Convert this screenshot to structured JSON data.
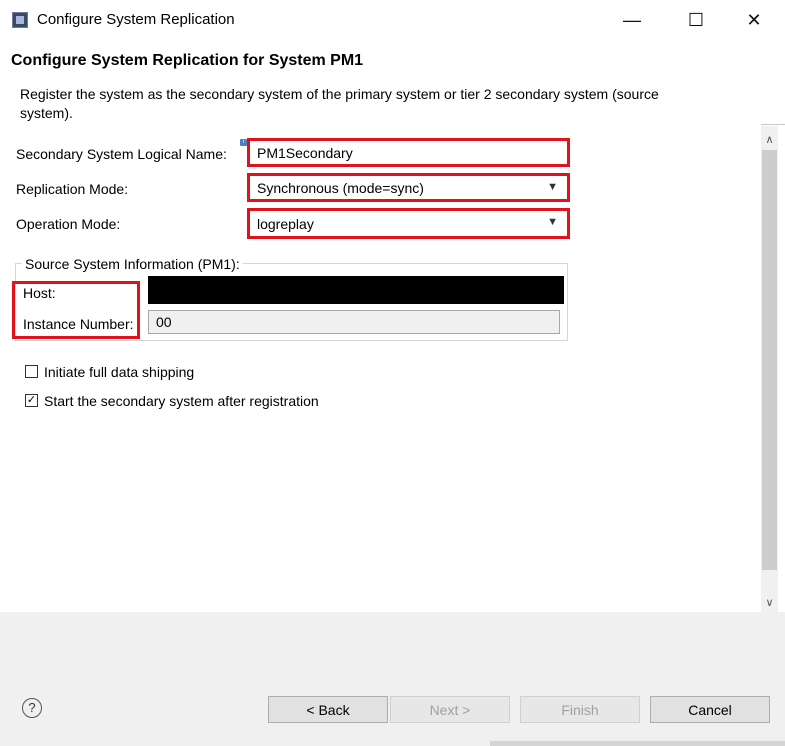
{
  "window": {
    "title": "Configure System Replication",
    "minimize_glyph": "—",
    "maximize_glyph": "☐",
    "close_glyph": "✕"
  },
  "header": {
    "title": "Configure System Replication for System PM1",
    "description": "Register the system as the secondary system of the primary system or tier 2 secondary system (source system)."
  },
  "form": {
    "logical_name_label": "Secondary System Logical Name:",
    "logical_name_value": "PM1Secondary",
    "info_icon": "i",
    "replication_mode_label": "Replication Mode:",
    "replication_mode_value": "Synchronous (mode=sync)",
    "operation_mode_label": "Operation Mode:",
    "operation_mode_value": "logreplay",
    "source_group_title": "Source System Information (PM1):",
    "host_label": "Host:",
    "instance_label": "Instance Number:",
    "instance_value": "00",
    "full_shipping_label": "Initiate full data shipping",
    "full_shipping_checked": false,
    "start_secondary_label": "Start the secondary system after registration",
    "start_secondary_checked": true
  },
  "footer": {
    "help": "?",
    "back": "< Back",
    "next": "Next >",
    "finish": "Finish",
    "cancel": "Cancel"
  },
  "scroll": {
    "up": "∧",
    "down": "∨"
  },
  "highlight_color": "#e0121e"
}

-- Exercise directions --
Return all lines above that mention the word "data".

-- Written solution --
Convert this screenshot to structured JSON data.
    "full_shipping_label": "Initiate full data shipping",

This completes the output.